H Clark Distillery in Thompson's Station is best known for its relatively young yet sophisticated craft spirits, specifically the Tennessee bourbon, peppery rye and innovative Tennessee Black & Tan, a Scottish whiskey-inspired barley and oat whiskey.
But like at any younger distillery, Heath Clark needed something to sell while he waited for his white whiskey to turn brown as it aged in oak barrels, so he decided to concentrate on gins. Clark offers two different gins, his take on a traditional British dry gin and the Heirloom Gin, rested in barrels until it takes on some of the color and nuances of the oak.
Both are really good gins, excellent in a cocktail or, in the case of the Heirloom Gin, sipped neat. I’m not the only one who thinks this. Fred Minnick is a globally known spirits writer out of Louisville, Ky., known for his encyclopedic knowledge of liquor and for his sartorial splendor, especially his trademark ascot neckwear. In honor of his personal style, Minnick started up a new spirits competition he calls the Ascot Awards, a blind judging of dozens of categories of liquors that's undertaken by an auspicious panel of media and industry pros. The Ascot Awards has revealed its list of winners, and H Clark was a surprise standout up against some of the big boys in the industry.
Not only did H Clark win a double platinum medal for its Tennessee Dry Gin, but the product also was named best in class for dry gins and best in class for all white spirits including gin, vodka and tequila. In the judges’ comments, they declared “This is an outstanding gin! Traditional botanical nose; with a hint of cucumber and oak. Delightful medium finish. Peppery, juicy, and bright!”
At $36 per bottle, it’s also a pretty stellar value for an award-winning gin, so you should go seek it out.
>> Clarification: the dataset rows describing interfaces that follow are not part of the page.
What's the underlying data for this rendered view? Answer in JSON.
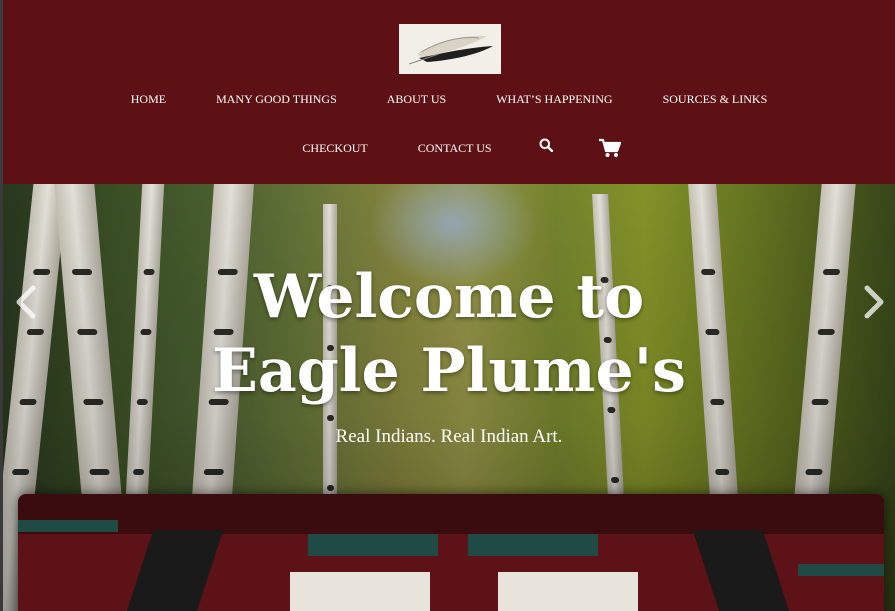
{
  "site": {
    "logo_alt": "Eagle Plume's feather logo"
  },
  "nav": {
    "primary": [
      {
        "label": "HOME"
      },
      {
        "label": "MANY GOOD THINGS"
      },
      {
        "label": "ABOUT US"
      },
      {
        "label": "WHAT’S HAPPENING"
      },
      {
        "label": "SOURCES & LINKS"
      }
    ],
    "secondary": [
      {
        "label": "CHECKOUT"
      },
      {
        "label": "CONTACT US"
      }
    ],
    "search_icon": "search-icon",
    "cart_icon": "cart-icon"
  },
  "hero": {
    "title_line1": "Welcome to",
    "title_line2": "Eagle Plume's",
    "subtitle": "Real Indians. Real Indian Art.",
    "prev_icon": "chevron-left-icon",
    "next_icon": "chevron-right-icon"
  },
  "colors": {
    "header_bg": "#5e1115",
    "text": "#ffffff",
    "rug_red": "#5c1216",
    "rug_teal": "#1f4a45"
  }
}
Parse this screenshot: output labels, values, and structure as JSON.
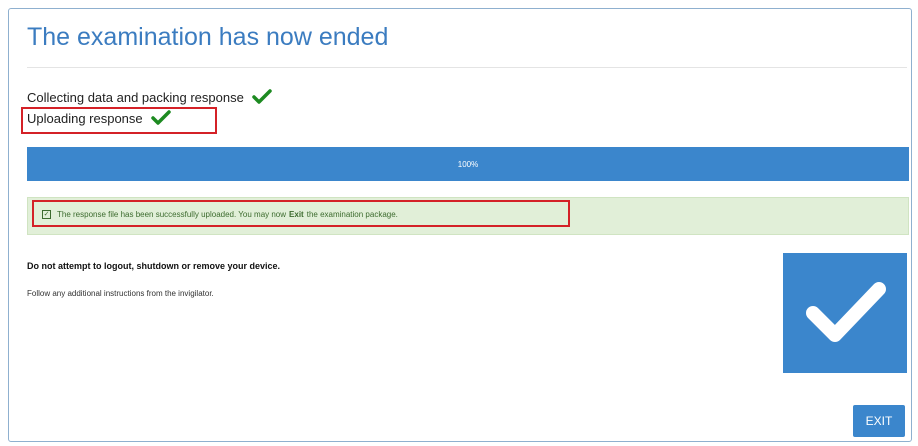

Congratulations to Heath Clark and his whole team on this impressive achievement!